= THE PROBLEM =
Take each line below that has "dataset" and copy it.

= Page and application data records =

________________________

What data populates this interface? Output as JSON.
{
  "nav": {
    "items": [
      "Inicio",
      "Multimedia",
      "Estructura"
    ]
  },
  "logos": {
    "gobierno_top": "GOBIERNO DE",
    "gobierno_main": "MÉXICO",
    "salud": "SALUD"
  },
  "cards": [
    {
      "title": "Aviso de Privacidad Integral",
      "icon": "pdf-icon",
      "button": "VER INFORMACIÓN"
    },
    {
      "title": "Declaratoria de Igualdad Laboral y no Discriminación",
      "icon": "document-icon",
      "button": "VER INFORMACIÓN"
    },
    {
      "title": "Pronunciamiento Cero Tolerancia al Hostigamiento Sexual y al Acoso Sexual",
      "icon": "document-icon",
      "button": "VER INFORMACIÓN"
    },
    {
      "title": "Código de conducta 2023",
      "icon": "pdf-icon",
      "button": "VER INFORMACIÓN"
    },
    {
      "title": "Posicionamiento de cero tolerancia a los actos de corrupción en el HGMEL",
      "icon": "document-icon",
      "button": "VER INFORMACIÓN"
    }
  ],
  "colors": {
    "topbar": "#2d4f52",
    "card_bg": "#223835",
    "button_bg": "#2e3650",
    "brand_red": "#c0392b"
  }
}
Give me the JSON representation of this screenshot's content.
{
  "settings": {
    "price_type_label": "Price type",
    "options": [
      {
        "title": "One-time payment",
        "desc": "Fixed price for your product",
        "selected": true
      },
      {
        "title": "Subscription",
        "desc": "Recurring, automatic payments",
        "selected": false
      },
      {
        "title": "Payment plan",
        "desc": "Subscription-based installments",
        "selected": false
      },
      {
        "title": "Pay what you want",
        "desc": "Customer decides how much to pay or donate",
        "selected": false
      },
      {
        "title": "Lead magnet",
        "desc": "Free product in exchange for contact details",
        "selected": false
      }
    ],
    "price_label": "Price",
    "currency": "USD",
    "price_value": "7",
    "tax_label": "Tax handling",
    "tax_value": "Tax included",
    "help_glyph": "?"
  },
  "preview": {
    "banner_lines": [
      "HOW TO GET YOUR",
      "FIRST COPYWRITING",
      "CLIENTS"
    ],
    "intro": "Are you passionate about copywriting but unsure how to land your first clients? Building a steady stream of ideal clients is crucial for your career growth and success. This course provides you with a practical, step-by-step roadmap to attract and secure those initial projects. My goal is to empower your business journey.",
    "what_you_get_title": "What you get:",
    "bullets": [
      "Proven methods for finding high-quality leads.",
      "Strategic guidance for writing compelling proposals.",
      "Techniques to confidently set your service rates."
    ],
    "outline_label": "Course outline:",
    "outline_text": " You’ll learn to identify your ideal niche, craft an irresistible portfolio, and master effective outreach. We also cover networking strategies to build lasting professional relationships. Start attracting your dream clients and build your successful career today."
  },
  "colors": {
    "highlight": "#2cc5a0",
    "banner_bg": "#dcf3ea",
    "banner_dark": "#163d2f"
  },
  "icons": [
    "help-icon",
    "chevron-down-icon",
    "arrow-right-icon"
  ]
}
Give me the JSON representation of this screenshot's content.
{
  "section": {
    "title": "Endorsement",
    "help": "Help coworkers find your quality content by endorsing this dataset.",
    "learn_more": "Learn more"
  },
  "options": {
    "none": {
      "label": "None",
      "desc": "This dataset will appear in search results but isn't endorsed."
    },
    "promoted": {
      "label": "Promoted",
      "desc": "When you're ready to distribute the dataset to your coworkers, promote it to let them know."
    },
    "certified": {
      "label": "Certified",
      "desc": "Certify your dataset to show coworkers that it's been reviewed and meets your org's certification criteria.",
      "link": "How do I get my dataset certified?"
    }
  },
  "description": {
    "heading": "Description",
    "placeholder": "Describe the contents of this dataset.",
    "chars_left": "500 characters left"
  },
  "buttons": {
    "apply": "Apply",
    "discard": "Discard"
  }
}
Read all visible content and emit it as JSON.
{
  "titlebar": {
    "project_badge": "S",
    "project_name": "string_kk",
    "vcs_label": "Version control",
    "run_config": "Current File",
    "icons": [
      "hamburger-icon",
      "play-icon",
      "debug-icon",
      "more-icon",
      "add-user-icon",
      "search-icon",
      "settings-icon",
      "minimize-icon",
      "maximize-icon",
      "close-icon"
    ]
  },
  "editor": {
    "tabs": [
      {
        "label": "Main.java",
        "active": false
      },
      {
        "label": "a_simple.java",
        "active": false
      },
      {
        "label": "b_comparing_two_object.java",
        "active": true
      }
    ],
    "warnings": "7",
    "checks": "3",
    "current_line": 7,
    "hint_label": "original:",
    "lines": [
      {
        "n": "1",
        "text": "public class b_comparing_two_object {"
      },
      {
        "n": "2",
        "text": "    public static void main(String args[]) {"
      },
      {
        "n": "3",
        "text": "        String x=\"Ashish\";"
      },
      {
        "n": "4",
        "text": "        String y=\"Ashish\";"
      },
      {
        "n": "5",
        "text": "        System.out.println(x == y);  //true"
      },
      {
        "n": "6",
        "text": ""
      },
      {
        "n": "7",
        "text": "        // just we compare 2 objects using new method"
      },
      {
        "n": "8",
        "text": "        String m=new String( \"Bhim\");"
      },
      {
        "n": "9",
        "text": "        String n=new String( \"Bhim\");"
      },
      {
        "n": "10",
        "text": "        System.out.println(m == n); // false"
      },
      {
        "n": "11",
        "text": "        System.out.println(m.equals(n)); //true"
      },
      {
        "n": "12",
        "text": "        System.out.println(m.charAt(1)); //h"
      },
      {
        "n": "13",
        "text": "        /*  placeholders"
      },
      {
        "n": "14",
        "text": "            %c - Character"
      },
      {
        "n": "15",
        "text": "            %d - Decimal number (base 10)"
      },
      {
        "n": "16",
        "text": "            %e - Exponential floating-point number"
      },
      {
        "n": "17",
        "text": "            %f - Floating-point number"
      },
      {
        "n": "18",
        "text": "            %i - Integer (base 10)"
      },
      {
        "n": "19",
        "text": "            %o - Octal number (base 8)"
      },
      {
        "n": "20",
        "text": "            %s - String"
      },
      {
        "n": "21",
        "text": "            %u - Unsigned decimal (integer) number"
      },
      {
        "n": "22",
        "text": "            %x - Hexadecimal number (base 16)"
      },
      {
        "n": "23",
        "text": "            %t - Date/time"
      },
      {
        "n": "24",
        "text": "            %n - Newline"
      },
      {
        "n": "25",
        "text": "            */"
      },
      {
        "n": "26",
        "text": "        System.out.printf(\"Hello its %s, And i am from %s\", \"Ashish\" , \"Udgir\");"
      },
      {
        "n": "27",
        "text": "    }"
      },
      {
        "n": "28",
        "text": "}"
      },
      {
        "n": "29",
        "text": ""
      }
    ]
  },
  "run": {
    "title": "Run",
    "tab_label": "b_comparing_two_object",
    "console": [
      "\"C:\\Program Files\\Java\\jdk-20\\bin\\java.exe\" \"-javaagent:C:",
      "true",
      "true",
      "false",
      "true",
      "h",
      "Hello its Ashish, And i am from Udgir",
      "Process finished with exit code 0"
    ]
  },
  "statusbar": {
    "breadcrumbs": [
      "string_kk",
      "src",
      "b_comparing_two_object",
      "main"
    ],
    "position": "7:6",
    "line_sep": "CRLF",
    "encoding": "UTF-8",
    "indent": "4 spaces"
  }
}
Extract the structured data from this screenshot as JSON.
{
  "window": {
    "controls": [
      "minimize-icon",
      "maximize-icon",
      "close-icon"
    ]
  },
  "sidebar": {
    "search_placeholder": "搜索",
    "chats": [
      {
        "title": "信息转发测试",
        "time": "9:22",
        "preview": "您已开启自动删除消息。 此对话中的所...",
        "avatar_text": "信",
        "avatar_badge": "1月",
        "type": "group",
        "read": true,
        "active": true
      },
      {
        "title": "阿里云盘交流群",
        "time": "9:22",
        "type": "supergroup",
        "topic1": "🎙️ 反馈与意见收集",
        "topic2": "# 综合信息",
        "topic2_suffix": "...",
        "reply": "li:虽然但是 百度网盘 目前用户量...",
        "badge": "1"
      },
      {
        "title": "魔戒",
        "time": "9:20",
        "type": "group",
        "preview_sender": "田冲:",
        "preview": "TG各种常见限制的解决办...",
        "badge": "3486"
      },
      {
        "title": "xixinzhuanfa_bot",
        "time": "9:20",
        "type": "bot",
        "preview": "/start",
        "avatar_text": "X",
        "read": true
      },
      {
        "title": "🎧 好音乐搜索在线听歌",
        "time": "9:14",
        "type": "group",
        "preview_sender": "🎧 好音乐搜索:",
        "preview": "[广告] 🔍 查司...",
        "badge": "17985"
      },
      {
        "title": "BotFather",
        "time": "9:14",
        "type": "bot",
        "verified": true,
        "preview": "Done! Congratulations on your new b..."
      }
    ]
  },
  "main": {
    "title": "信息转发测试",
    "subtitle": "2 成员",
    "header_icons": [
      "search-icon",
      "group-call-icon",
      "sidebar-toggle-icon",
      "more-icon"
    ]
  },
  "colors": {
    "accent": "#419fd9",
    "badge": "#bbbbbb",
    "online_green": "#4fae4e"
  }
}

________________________

= RESPONSE BOX =
    "help": "Help coworkers find your quality content by endorsing this dataset.",
      "desc": "This dataset will appear in search results but isn't endorsed."
      "desc": "When you're ready to distribute the dataset to your coworkers, promote it to let them know."
      "desc": "Certify your dataset to show coworkers that it's been reviewed and meets your org's certification criteria.",
      "link": "How do I get my dataset certified?"
    "placeholder": "Describe the contents of this dataset.",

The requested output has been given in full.